Stored data:
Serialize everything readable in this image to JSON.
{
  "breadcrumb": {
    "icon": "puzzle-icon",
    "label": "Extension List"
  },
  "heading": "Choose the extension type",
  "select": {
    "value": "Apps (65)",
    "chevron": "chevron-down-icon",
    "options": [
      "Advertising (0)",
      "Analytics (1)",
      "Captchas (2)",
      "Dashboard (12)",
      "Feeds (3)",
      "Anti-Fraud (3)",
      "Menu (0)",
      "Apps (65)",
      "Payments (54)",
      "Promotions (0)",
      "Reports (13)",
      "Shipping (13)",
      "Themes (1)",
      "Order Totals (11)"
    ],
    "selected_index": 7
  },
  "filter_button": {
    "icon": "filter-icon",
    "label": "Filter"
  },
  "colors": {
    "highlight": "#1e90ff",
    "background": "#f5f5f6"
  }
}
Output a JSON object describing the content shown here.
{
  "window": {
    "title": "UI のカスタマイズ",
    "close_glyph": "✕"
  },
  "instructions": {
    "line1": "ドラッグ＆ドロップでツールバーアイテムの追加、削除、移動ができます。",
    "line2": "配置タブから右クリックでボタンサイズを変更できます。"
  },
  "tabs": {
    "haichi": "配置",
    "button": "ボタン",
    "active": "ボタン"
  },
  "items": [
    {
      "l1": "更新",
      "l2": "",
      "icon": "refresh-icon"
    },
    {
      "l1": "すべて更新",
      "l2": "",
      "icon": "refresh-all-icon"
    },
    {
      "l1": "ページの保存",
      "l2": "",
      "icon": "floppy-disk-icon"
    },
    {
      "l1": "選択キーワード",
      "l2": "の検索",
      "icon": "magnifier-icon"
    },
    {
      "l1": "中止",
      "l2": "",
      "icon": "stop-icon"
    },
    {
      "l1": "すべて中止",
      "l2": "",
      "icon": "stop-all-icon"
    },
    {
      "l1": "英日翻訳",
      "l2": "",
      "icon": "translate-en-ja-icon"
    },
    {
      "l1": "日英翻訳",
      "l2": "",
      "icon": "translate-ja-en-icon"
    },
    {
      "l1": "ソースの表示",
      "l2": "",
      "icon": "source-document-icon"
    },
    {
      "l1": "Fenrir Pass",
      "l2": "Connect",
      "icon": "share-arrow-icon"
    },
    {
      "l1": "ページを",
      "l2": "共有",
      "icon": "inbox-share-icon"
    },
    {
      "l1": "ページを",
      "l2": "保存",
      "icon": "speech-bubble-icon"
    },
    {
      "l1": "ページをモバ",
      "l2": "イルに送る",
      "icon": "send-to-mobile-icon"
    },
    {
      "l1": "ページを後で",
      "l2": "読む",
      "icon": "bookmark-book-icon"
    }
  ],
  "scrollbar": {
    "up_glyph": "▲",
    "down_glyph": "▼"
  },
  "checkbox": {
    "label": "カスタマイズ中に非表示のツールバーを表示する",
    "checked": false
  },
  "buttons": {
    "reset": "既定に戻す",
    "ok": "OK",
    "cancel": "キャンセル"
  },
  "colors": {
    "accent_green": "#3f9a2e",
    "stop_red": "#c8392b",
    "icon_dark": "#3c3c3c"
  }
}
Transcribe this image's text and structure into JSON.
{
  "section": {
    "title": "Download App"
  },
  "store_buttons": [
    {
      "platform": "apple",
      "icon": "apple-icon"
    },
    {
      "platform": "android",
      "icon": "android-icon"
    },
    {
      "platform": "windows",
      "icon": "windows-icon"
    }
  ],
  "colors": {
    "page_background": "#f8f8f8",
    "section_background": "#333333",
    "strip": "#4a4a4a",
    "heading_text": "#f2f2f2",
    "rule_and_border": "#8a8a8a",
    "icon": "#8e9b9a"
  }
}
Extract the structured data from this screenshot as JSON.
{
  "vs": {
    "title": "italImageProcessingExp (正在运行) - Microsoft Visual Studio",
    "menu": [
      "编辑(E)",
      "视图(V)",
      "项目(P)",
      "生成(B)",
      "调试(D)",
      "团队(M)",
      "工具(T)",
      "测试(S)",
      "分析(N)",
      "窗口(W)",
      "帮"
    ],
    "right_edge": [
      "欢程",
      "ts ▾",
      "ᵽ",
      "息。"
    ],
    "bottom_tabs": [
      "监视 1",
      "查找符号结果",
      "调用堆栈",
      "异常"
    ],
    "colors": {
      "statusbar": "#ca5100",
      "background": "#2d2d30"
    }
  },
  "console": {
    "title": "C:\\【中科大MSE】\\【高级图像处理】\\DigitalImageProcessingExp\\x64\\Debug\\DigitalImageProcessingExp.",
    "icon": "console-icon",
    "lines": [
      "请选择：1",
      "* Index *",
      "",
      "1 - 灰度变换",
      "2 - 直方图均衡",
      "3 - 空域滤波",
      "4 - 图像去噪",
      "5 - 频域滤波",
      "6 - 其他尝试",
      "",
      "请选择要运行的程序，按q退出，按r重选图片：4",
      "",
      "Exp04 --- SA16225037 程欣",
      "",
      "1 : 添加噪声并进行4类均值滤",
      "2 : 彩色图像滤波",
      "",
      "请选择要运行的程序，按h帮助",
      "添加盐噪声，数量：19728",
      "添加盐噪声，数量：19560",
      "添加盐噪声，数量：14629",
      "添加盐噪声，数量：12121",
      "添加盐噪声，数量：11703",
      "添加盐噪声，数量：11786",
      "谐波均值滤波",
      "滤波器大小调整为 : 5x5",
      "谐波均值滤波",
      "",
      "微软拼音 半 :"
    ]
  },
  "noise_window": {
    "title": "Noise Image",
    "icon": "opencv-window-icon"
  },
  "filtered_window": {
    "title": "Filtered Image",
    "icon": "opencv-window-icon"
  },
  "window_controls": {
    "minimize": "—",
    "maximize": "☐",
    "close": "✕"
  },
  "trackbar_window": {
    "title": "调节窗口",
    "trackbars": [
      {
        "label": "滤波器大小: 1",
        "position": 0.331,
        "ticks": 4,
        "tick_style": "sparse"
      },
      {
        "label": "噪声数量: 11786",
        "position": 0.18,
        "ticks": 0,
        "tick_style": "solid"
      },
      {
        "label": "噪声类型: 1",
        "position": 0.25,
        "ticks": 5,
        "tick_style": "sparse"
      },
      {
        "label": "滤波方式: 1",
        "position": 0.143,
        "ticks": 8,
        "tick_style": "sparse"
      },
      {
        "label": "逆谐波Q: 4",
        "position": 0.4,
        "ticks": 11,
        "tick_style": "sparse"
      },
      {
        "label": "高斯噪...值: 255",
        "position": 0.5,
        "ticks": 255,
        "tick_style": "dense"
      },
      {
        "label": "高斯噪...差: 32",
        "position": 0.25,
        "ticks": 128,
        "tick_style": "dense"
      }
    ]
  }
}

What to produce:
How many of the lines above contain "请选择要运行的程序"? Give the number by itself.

Result:
2